- Biodiversity forms the basis for a large pool of potential products and productive organisms offered by terrestrial cyanobacteria. They are stuck together by EPS (extracellular polymeric substances) that can obtain antiviral, antibacterial or anti-inflammatory substances. Most stress conditions, e.g. drought, induce the production of protective EPS or biotechnological-products for pharmaceutical application. However, the growth of a phototrophic biofilm is limited under submerged conditions. Therefore, a semi-continuous process to produce EPS by cyanobacteria was developed in an aerosol-based ePBR (emerse photobioreactor) that imitates the natural habitat of terrestrial cyanobacteria.The process consists of a growth-phase (biomass production), followed by a dry-phase (EPS-production) and a consecutive extraction. The EPS-productivities of Trichocoleus sociatus (ranging from 0.03 to 0.04gL−1d−1) were 32 times higher than described in topic-related literature. In comparison to submerge cultivations in shaking flasks, the EPS-productivities were sevenfold higher. To ensure that the extraction solvent has no influence on cell viability, a cell-vitality-test was performed. However, no statistically significant difference between the amount of living and dead cells before and after the extraction was detected. A bioactivity assay was then performed to identify antimicrobial activity within EPS extracts from emerse and submerge cultivations.

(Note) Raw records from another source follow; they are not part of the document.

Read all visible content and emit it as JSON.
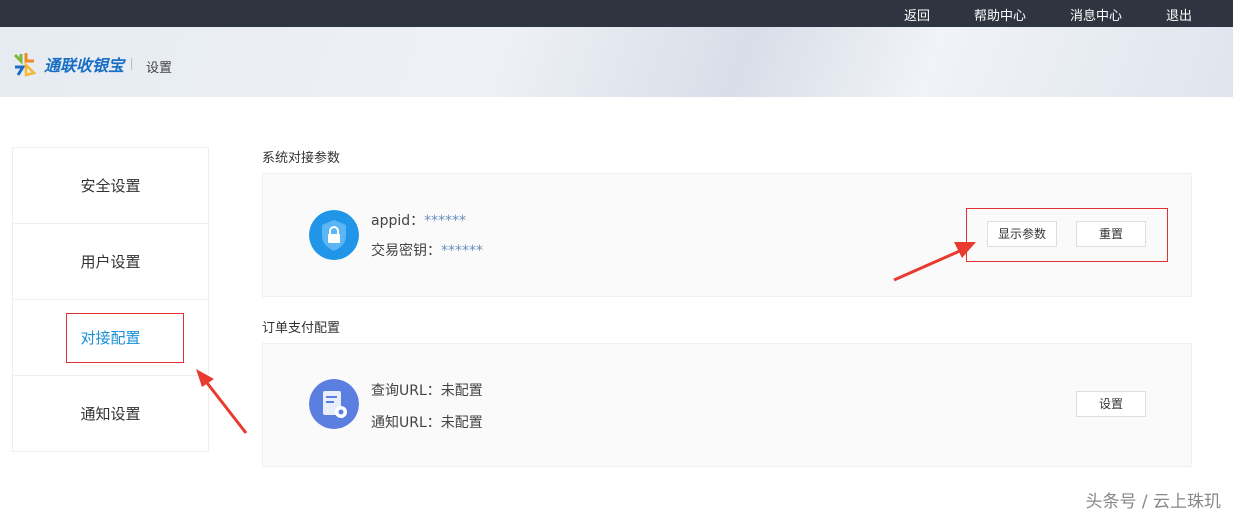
{
  "topbar": {
    "back": "返回",
    "help": "帮助中心",
    "messages": "消息中心",
    "logout": "退出"
  },
  "header": {
    "logo": "通联收银宝",
    "title": "设置"
  },
  "sidebar": {
    "items": [
      {
        "label": "安全设置"
      },
      {
        "label": "用户设置"
      },
      {
        "label": "对接配置"
      },
      {
        "label": "通知设置"
      }
    ]
  },
  "section1": {
    "title": "系统对接参数",
    "appid_label": "appid：",
    "appid_value": "******",
    "key_label": "交易密钥：",
    "key_value": "******",
    "show_button": "显示参数",
    "reset_button": "重置"
  },
  "section2": {
    "title": "订单支付配置",
    "query_label": "查询URL：",
    "query_value": "未配置",
    "notify_label": "通知URL：",
    "notify_value": "未配置",
    "set_button": "设置"
  },
  "watermark": "头条号 / 云上珠玑"
}
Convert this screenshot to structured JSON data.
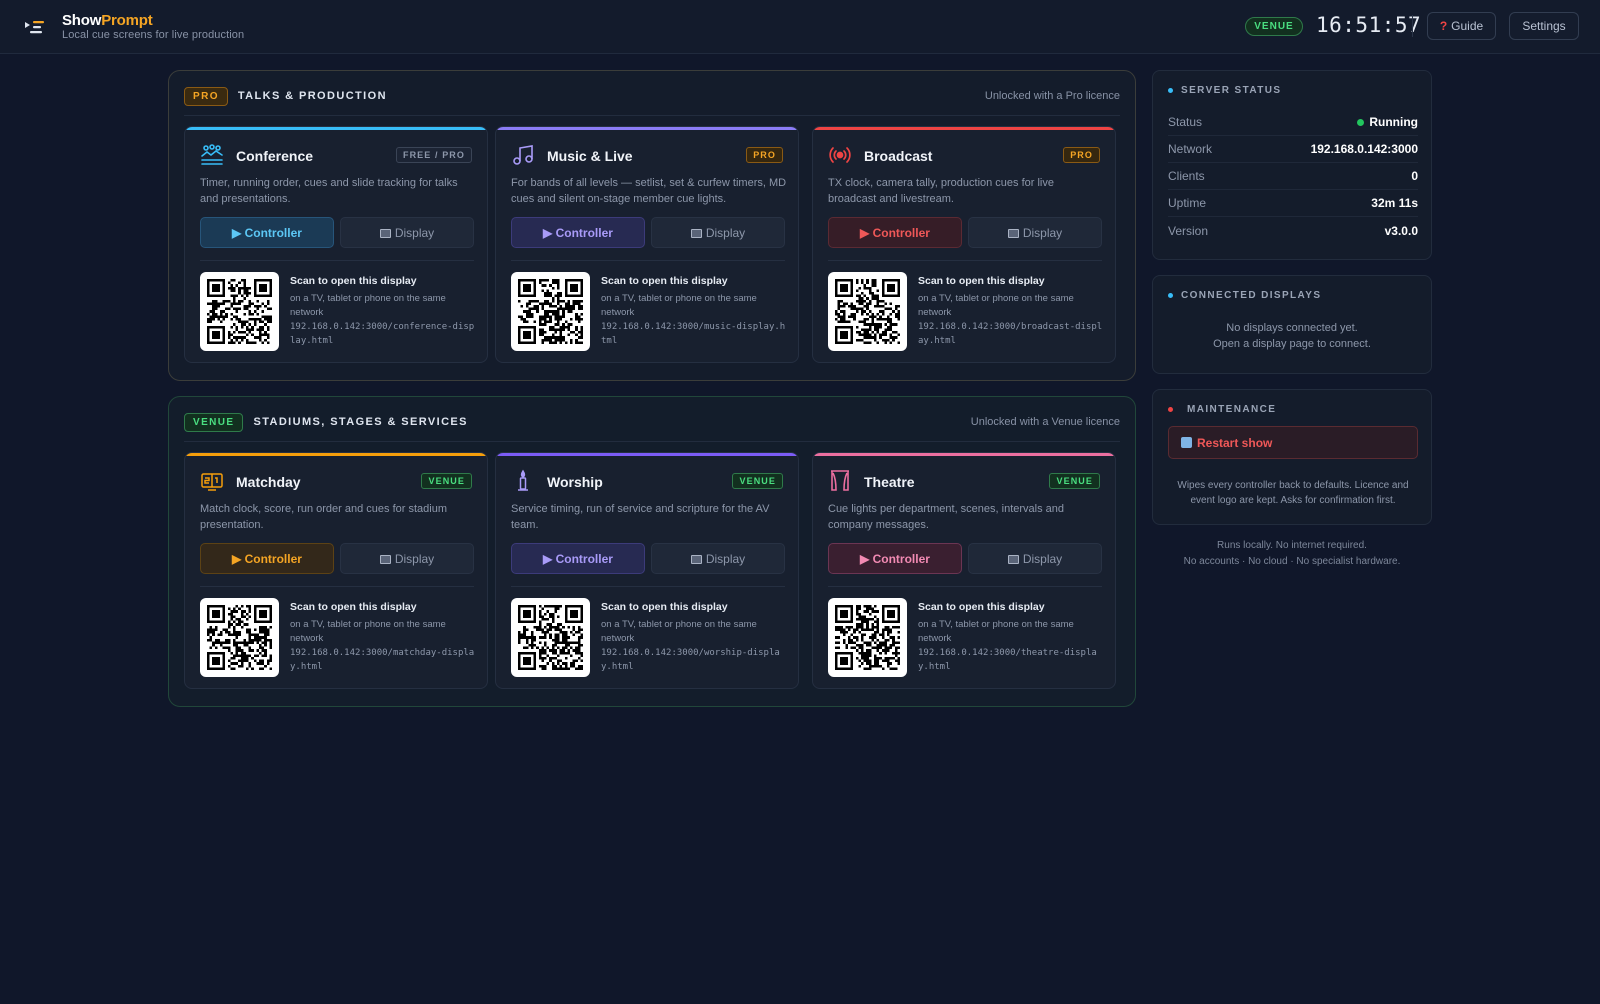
{
  "header": {
    "brand_part1": "Show",
    "brand_part2": "Prompt",
    "tagline": "Local cue screens for live production",
    "licence_badge": "VENUE",
    "clock": "16:51:57",
    "guide_label": "Guide",
    "guide_glyph": "?",
    "settings_label": "Settings"
  },
  "groups": [
    {
      "badge": "PRO",
      "title": "TALKS & PRODUCTION",
      "note": "Unlocked with a Pro licence",
      "cards": [
        {
          "title": "Conference",
          "tier": "FREE / PRO",
          "icon": "audience-icon",
          "accent": "#38bdf8",
          "description": "Timer, running order, cues and slide tracking for talks and presentations.",
          "controller_label": "Controller",
          "display_label": "Display",
          "scan_title": "Scan to open this display",
          "scan_sub": "on a TV, tablet or phone on the same network",
          "url": "192.168.0.142:3000/conference-display.html"
        },
        {
          "title": "Music & Live",
          "tier": "PRO",
          "icon": "music-note-icon",
          "accent": "#8b7cf6",
          "description": "For bands of all levels — setlist, set & curfew timers, MD cues and silent on-stage member cue lights.",
          "controller_label": "Controller",
          "display_label": "Display",
          "scan_title": "Scan to open this display",
          "scan_sub": "on a TV, tablet or phone on the same network",
          "url": "192.168.0.142:3000/music-display.html"
        },
        {
          "title": "Broadcast",
          "tier": "PRO",
          "icon": "broadcast-icon",
          "accent": "#ef4444",
          "description": "TX clock, camera tally, production cues for live broadcast and livestream.",
          "controller_label": "Controller",
          "display_label": "Display",
          "scan_title": "Scan to open this display",
          "scan_sub": "on a TV, tablet or phone on the same network",
          "url": "192.168.0.142:3000/broadcast-display.html"
        }
      ]
    },
    {
      "badge": "VENUE",
      "title": "STADIUMS, STAGES & SERVICES",
      "note": "Unlocked with a Venue licence",
      "cards": [
        {
          "title": "Matchday",
          "tier": "VENUE",
          "icon": "scoreboard-icon",
          "accent": "#f59e0b",
          "description": "Match clock, score, run order and cues for stadium presentation.",
          "controller_label": "Controller",
          "display_label": "Display",
          "scan_title": "Scan to open this display",
          "scan_sub": "on a TV, tablet or phone on the same network",
          "url": "192.168.0.142:3000/matchday-display.html"
        },
        {
          "title": "Worship",
          "tier": "VENUE",
          "icon": "candle-icon",
          "accent": "#7c5cf6",
          "description": "Service timing, run of service and scripture for the AV team.",
          "controller_label": "Controller",
          "display_label": "Display",
          "scan_title": "Scan to open this display",
          "scan_sub": "on a TV, tablet or phone on the same network",
          "url": "192.168.0.142:3000/worship-display.html"
        },
        {
          "title": "Theatre",
          "tier": "VENUE",
          "icon": "stage-curtain-icon",
          "accent": "#ec6fa0",
          "description": "Cue lights per department, scenes, intervals and company messages.",
          "controller_label": "Controller",
          "display_label": "Display",
          "scan_title": "Scan to open this display",
          "scan_sub": "on a TV, tablet or phone on the same network",
          "url": "192.168.0.142:3000/theatre-display.html"
        }
      ]
    }
  ],
  "server_status": {
    "title": "SERVER STATUS",
    "rows": [
      {
        "label": "Status",
        "value": "Running"
      },
      {
        "label": "Network",
        "value": "192.168.0.142:3000"
      },
      {
        "label": "Clients",
        "value": "0"
      },
      {
        "label": "Uptime",
        "value": "32m 11s"
      },
      {
        "label": "Version",
        "value": "v3.0.0"
      }
    ]
  },
  "connected_displays": {
    "title": "CONNECTED DISPLAYS",
    "empty_line1": "No displays connected yet.",
    "empty_line2": "Open a display page to connect."
  },
  "maintenance": {
    "title": "MAINTENANCE",
    "restart_label": "Restart show",
    "note": "Wipes every controller back to defaults. Licence and event logo are kept. Asks for confirmation first."
  },
  "footer": {
    "line1": "Runs locally. No internet required.",
    "line2": "No accounts · No cloud · No specialist hardware."
  },
  "colors": {
    "background": "#10172a",
    "brand_accent": "#f5a524",
    "venue_green": "#4ade80",
    "danger": "#ef4444",
    "status_running": "#22c55e"
  }
}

The EPS revealed an antibacterial effect against gram-negative bacteria (E. coli) which was two times higher than EPS from a submerged cultivation.